◆ **THE INPUT**
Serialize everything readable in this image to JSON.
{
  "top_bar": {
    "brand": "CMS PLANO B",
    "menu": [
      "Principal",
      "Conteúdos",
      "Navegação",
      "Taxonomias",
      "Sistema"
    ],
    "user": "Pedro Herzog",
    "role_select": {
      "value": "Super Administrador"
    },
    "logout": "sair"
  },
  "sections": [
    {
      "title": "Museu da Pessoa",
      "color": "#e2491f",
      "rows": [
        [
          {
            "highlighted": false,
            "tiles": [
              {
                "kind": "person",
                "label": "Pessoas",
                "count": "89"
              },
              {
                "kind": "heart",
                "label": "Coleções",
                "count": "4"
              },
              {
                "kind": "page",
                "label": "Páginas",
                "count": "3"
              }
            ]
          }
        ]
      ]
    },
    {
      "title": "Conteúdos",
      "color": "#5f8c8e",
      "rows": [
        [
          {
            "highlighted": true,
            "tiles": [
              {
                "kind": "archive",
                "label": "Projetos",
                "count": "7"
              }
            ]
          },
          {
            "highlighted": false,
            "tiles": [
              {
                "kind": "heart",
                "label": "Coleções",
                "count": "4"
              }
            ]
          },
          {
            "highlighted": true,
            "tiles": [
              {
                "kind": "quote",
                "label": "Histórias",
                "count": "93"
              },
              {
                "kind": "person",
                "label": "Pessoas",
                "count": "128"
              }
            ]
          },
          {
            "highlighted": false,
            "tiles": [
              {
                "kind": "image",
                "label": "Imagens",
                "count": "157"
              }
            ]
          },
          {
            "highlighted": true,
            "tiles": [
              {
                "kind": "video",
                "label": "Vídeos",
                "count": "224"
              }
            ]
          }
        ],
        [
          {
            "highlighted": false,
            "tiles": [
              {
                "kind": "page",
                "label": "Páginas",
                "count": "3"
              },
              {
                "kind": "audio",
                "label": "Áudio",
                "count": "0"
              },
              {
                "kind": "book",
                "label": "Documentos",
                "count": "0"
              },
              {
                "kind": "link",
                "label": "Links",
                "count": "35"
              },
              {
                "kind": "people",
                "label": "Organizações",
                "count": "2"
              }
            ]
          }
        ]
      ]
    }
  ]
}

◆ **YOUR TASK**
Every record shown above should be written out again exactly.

◆ **EXERCISE OUTPUT**
Serialize everything readable in this image to JSON.
{
  "top_bar": {
    "brand": "CMS PLANO B",
    "menu": [
      "Principal",
      "Conteúdos",
      "Navegação",
      "Taxonomias",
      "Sistema"
    ],
    "user": "Pedro Herzog",
    "role_select": {
      "value": "Super Administrador"
    },
    "logout": "sair"
  },
  "sections": [
    {
      "title": "Museu da Pessoa",
      "color": "#e2491f",
      "rows": [
        [
          {
            "highlighted": false,
            "tiles": [
              {
                "kind": "person",
                "label": "Pessoas",
                "count": "89"
              },
              {
                "kind": "heart",
                "label": "Coleções",
                "count": "4"
              },
              {
                "kind": "page",
                "label": "Páginas",
                "count": "3"
              }
            ]
          }
        ]
      ]
    },
    {
      "title": "Conteúdos",
      "color": "#5f8c8e",
      "rows": [
        [
          {
            "highlighted": true,
            "tiles": [
              {
                "kind": "archive",
                "label": "Projetos",
                "count": "7"
              }
            ]
          },
          {
            "highlighted": false,
            "tiles": [
              {
                "kind": "heart",
                "label": "Coleções",
                "count": "4"
              }
            ]
          },
          {
            "highlighted": true,
            "tiles": [
              {
                "kind": "quote",
                "label": "Histórias",
                "count": "93"
              },
              {
                "kind": "person",
                "label": "Pessoas",
                "count": "128"
              }
            ]
          },
          {
            "highlighted": false,
            "tiles": [
              {
                "kind": "image",
                "label": "Imagens",
                "count": "157"
              }
            ]
          },
          {
            "highlighted": true,
            "tiles": [
              {
                "kind": "video",
                "label": "Vídeos",
                "count": "224"
              }
            ]
          }
        ],
        [
          {
            "highlighted": false,
            "tiles": [
              {
                "kind": "page",
                "label": "Páginas",
                "count": "3"
              },
              {
                "kind": "audio",
                "label": "Áudio",
                "count": "0"
              },
              {
                "kind": "book",
                "label": "Documentos",
                "count": "0"
              },
              {
                "kind": "link",
                "label": "Links",
                "count": "35"
              },
              {
                "kind": "people",
                "label": "Organizações",
                "count": "2"
              }
            ]
          }
        ]
      ]
    }
  ]
}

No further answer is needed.